## WHAT THE EXERCISE ASKS
Report each line from the records where the string "name" turns up.

## RECORDS SHOWN
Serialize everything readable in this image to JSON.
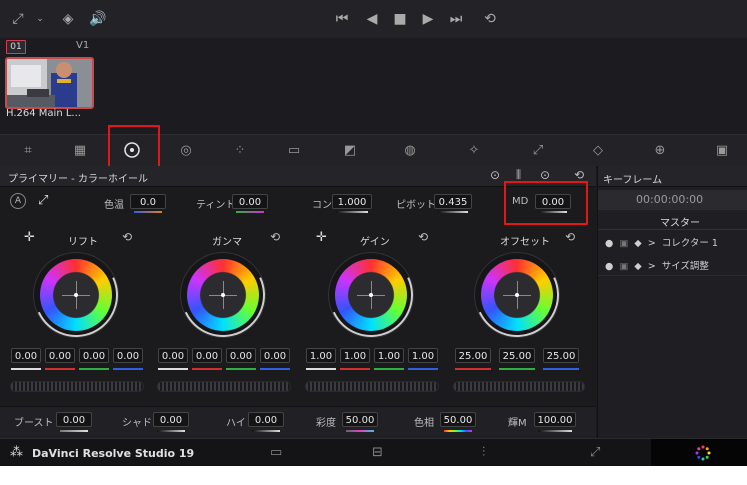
{
  "app": {
    "name": "DaVinci Resolve Studio 19"
  },
  "clip": {
    "number": "01",
    "track": "V1",
    "name": "H.264 Main L..."
  },
  "panel": {
    "title": "プライマリー - カラーホイール"
  },
  "adjust": {
    "auto_label": "A",
    "temp": {
      "label": "色温",
      "value": "0.0"
    },
    "tint": {
      "label": "ティント",
      "value": "0.00"
    },
    "contrast": {
      "label": "コン",
      "value": "1.000"
    },
    "pivot": {
      "label": "ピボット",
      "value": "0.435"
    },
    "md": {
      "label": "MD",
      "value": "0.00"
    }
  },
  "wheels": [
    {
      "name": "リフト",
      "values": [
        "0.00",
        "0.00",
        "0.00",
        "0.00"
      ]
    },
    {
      "name": "ガンマ",
      "values": [
        "0.00",
        "0.00",
        "0.00",
        "0.00"
      ]
    },
    {
      "name": "ゲイン",
      "values": [
        "1.00",
        "1.00",
        "1.00",
        "1.00"
      ]
    },
    {
      "name": "オフセット",
      "values": [
        "25.00",
        "25.00",
        "25.00"
      ]
    }
  ],
  "bottom": {
    "boost": {
      "label": "ブースト",
      "value": "0.00"
    },
    "shadow": {
      "label": "シャド",
      "value": "0.00"
    },
    "high": {
      "label": "ハイ",
      "value": "0.00"
    },
    "sat": {
      "label": "彩度",
      "value": "50.00"
    },
    "hue": {
      "label": "色相",
      "value": "50.00"
    },
    "lum": {
      "label": "輝M",
      "value": "100.00"
    }
  },
  "keyframes": {
    "title": "キーフレーム",
    "timecode": "00:00:00:00",
    "master": "マスター",
    "items": [
      "コレクター 1",
      "サイズ調整"
    ]
  },
  "colors": {
    "highlight": "#e01818",
    "red": "#d03030",
    "green": "#30b040",
    "blue": "#3060e0",
    "accent_orange": "#e08020"
  }
}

## ANSWER BOX
    "name": "DaVinci Resolve Studio 19"
    "name": "H.264 Main L..."
      "name": "リフト",
      "name": "ガンマ",
      "name": "ゲイン",
      "name": "オフセット",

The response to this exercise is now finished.